→ **ACTIVITY**
Where does the word "JSON" show up in the records? Copy every line that has it.

→ **INFORMATION SHOWN**

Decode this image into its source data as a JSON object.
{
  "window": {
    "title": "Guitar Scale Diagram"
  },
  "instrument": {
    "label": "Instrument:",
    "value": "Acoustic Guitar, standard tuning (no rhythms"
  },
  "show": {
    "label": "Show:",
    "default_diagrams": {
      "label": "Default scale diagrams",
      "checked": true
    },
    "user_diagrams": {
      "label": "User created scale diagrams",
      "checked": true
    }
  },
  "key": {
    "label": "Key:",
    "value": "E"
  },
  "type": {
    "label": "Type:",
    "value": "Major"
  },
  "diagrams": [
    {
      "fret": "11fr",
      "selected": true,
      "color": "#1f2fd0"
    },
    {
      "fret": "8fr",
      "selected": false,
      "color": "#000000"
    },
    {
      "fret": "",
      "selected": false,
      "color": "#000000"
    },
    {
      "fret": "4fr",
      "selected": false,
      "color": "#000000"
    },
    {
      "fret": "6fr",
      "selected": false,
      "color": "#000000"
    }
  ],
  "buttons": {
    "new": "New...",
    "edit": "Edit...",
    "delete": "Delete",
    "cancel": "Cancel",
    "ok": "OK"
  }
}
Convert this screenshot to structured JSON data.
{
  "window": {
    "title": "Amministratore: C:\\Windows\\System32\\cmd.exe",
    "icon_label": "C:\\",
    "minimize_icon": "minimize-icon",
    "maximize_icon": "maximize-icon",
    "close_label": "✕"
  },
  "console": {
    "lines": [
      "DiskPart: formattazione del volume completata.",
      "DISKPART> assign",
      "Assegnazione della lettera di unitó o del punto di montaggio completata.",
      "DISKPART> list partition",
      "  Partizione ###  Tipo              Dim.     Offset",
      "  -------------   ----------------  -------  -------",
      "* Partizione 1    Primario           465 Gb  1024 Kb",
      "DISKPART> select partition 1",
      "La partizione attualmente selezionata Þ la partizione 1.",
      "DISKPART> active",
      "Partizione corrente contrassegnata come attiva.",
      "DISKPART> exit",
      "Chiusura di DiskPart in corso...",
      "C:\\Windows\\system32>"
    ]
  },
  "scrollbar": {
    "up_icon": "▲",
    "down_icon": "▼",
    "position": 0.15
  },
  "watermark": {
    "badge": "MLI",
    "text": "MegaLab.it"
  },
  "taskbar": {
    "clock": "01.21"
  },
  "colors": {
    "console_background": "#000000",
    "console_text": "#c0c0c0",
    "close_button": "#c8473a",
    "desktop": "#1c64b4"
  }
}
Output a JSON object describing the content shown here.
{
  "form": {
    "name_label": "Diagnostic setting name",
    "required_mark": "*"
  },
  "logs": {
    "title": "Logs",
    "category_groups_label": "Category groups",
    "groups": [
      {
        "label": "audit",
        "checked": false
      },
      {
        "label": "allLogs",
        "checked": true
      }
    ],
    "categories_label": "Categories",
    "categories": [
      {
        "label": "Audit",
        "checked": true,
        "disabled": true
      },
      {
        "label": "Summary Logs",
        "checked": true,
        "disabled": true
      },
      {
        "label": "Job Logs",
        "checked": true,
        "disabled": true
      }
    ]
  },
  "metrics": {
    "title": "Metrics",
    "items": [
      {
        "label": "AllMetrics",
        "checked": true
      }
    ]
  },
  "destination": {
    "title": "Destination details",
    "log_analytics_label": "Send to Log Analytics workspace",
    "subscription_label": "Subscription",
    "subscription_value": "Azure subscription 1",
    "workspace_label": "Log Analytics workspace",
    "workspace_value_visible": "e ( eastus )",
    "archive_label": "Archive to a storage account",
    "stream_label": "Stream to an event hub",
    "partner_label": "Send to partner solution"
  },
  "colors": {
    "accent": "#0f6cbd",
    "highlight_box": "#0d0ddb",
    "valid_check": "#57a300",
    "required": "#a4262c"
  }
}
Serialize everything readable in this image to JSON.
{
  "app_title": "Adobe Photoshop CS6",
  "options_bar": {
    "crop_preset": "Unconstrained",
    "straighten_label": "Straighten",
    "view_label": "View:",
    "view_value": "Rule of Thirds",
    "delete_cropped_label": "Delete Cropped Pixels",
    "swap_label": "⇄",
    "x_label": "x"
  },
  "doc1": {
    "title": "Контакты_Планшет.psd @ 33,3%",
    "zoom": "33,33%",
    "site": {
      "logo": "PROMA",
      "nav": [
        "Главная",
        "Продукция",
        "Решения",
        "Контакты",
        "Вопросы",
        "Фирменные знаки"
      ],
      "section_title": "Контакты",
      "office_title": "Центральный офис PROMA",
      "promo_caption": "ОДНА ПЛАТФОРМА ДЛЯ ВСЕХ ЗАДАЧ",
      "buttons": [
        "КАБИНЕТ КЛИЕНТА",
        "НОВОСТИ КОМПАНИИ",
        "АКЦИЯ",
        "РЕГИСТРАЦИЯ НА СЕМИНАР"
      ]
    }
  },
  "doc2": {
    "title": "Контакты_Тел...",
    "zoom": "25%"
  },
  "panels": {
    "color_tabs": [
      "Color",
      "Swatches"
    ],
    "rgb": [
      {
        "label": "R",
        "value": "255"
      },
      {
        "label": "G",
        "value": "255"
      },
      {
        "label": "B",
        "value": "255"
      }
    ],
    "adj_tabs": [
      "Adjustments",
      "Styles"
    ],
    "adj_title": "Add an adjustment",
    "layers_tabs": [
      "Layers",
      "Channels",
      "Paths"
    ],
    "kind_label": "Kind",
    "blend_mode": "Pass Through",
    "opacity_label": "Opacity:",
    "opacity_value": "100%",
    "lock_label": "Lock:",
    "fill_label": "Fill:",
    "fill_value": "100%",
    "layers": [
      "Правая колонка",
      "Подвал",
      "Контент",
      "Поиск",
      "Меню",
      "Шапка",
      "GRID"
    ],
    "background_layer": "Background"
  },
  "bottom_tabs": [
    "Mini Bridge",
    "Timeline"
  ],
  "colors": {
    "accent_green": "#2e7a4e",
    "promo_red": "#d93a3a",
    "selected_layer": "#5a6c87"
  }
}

→ **ANSWER TO THE PROBLEM**
Decode this image into its source data as a JSON object.
Convert this screenshot to structured JSON data.
Output a JSON object describing the content shown here.
Serialize everything readable in this image to JSON.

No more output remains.